What is expected: Look through the entries. Copy each line that has the word "ویزیت".

(Interface dataset entries)

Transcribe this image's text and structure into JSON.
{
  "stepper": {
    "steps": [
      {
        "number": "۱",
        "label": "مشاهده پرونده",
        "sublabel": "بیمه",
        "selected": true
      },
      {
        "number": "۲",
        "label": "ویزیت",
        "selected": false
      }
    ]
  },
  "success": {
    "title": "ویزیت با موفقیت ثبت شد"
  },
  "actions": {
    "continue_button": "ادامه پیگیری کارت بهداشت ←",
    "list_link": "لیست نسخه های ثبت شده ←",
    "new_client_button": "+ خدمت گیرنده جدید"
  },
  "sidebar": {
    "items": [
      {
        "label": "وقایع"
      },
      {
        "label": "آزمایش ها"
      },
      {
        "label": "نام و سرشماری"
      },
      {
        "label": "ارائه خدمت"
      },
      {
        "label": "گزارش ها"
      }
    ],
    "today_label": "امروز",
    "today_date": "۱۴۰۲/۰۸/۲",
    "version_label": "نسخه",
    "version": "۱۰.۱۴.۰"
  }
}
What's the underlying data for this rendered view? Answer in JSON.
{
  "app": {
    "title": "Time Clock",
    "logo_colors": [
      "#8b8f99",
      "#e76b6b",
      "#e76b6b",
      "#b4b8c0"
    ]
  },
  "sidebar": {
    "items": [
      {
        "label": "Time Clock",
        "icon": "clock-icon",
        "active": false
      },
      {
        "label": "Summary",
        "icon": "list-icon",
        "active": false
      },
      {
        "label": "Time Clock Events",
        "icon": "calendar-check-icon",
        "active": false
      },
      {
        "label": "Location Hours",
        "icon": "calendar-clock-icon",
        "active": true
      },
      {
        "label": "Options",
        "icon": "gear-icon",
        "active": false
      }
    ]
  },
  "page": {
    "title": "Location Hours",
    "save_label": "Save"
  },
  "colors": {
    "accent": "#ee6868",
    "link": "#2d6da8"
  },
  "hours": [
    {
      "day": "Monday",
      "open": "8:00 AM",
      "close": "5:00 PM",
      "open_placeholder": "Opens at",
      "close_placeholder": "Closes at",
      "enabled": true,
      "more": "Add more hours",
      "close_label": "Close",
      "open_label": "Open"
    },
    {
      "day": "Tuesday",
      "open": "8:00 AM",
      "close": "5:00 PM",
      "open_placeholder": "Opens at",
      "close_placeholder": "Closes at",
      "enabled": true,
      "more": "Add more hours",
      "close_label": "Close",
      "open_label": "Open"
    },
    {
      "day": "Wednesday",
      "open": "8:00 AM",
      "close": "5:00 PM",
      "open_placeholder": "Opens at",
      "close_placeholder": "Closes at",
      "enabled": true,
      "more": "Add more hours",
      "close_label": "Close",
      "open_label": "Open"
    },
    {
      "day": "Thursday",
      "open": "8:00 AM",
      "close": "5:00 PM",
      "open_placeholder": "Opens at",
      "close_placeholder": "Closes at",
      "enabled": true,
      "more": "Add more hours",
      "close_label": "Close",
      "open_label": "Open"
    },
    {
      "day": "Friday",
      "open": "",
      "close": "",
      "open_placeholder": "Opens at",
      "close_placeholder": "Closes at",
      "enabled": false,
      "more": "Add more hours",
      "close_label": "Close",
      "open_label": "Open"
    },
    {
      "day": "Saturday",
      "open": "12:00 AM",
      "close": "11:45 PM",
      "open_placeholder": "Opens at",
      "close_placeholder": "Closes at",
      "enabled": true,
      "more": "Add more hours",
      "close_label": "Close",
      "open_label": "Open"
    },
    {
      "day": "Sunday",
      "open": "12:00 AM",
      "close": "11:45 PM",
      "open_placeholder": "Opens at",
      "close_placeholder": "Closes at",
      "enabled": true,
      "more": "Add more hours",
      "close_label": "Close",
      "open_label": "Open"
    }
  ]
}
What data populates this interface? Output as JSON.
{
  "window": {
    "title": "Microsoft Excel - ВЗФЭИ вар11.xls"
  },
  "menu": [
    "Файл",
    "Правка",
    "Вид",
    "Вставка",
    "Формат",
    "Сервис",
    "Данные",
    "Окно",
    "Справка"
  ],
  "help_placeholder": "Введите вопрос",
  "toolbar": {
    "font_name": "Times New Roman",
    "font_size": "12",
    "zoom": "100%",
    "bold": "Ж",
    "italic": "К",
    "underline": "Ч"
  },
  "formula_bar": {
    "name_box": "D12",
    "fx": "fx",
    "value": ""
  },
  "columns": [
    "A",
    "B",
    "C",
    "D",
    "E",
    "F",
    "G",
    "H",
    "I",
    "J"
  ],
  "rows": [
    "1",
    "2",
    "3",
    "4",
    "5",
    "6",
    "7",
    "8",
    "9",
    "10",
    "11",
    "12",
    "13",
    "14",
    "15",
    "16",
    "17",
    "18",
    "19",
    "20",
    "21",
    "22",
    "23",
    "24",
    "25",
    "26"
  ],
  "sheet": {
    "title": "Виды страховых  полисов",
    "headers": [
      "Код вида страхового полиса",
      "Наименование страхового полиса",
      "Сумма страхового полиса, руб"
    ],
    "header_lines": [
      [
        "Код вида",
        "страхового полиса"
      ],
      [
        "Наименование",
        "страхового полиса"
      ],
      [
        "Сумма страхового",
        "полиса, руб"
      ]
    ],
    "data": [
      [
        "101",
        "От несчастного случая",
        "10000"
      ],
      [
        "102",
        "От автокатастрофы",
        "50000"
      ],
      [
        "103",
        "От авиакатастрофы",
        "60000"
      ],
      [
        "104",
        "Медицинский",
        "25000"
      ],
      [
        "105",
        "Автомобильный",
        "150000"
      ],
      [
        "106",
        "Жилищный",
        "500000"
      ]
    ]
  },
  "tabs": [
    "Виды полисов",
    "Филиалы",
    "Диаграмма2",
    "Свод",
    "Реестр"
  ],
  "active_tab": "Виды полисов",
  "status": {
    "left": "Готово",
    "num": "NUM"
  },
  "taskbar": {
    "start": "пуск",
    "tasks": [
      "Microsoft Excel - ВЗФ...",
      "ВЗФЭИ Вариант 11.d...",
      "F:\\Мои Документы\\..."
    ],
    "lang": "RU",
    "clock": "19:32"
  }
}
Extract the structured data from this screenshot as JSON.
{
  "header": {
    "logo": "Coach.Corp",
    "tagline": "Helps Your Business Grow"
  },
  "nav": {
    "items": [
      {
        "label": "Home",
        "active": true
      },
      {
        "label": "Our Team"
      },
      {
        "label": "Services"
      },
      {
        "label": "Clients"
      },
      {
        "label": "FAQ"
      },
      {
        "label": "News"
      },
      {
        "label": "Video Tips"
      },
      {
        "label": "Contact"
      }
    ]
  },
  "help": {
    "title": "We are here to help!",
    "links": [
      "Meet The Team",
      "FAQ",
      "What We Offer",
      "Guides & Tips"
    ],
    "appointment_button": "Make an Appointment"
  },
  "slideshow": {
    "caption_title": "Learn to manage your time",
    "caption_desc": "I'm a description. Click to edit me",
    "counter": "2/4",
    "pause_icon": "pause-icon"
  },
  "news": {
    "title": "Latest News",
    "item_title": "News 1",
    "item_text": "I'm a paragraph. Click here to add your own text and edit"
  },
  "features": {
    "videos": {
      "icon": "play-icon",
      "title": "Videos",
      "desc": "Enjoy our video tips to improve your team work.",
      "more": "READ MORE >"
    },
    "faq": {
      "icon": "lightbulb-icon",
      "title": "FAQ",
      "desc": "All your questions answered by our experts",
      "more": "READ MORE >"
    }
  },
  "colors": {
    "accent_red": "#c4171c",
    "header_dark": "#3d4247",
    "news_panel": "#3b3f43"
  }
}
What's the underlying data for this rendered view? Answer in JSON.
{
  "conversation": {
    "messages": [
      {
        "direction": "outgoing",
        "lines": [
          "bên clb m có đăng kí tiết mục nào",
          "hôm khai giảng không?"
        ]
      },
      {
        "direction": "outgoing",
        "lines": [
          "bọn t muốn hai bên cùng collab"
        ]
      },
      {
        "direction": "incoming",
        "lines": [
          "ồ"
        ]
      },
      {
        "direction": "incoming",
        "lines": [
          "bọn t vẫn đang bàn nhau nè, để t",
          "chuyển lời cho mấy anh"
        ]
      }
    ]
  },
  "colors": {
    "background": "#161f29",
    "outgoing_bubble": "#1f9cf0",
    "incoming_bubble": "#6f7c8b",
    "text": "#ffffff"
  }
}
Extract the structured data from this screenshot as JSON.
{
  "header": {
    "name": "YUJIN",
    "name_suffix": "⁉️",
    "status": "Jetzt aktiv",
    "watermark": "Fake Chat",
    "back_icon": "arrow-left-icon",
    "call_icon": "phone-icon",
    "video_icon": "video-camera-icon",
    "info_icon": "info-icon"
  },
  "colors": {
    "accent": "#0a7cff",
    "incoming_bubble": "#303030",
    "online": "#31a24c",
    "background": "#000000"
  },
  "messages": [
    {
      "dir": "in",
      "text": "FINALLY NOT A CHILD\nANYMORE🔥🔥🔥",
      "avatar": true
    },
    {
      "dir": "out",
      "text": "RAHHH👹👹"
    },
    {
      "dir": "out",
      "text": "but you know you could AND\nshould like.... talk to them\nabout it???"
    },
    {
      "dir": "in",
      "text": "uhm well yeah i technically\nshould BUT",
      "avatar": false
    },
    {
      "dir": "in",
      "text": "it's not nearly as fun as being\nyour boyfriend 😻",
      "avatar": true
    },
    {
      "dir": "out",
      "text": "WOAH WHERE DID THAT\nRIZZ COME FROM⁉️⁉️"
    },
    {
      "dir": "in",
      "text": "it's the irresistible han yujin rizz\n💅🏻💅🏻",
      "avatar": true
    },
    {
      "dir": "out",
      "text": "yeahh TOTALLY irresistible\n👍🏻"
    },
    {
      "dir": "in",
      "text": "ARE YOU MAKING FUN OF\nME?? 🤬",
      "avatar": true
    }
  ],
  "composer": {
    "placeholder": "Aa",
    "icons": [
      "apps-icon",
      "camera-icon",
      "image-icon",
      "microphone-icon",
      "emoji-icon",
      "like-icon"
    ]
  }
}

Exercise answer:
        "label": "ویزیت",
    "title": "ویزیت با موفقیت ثبت شد"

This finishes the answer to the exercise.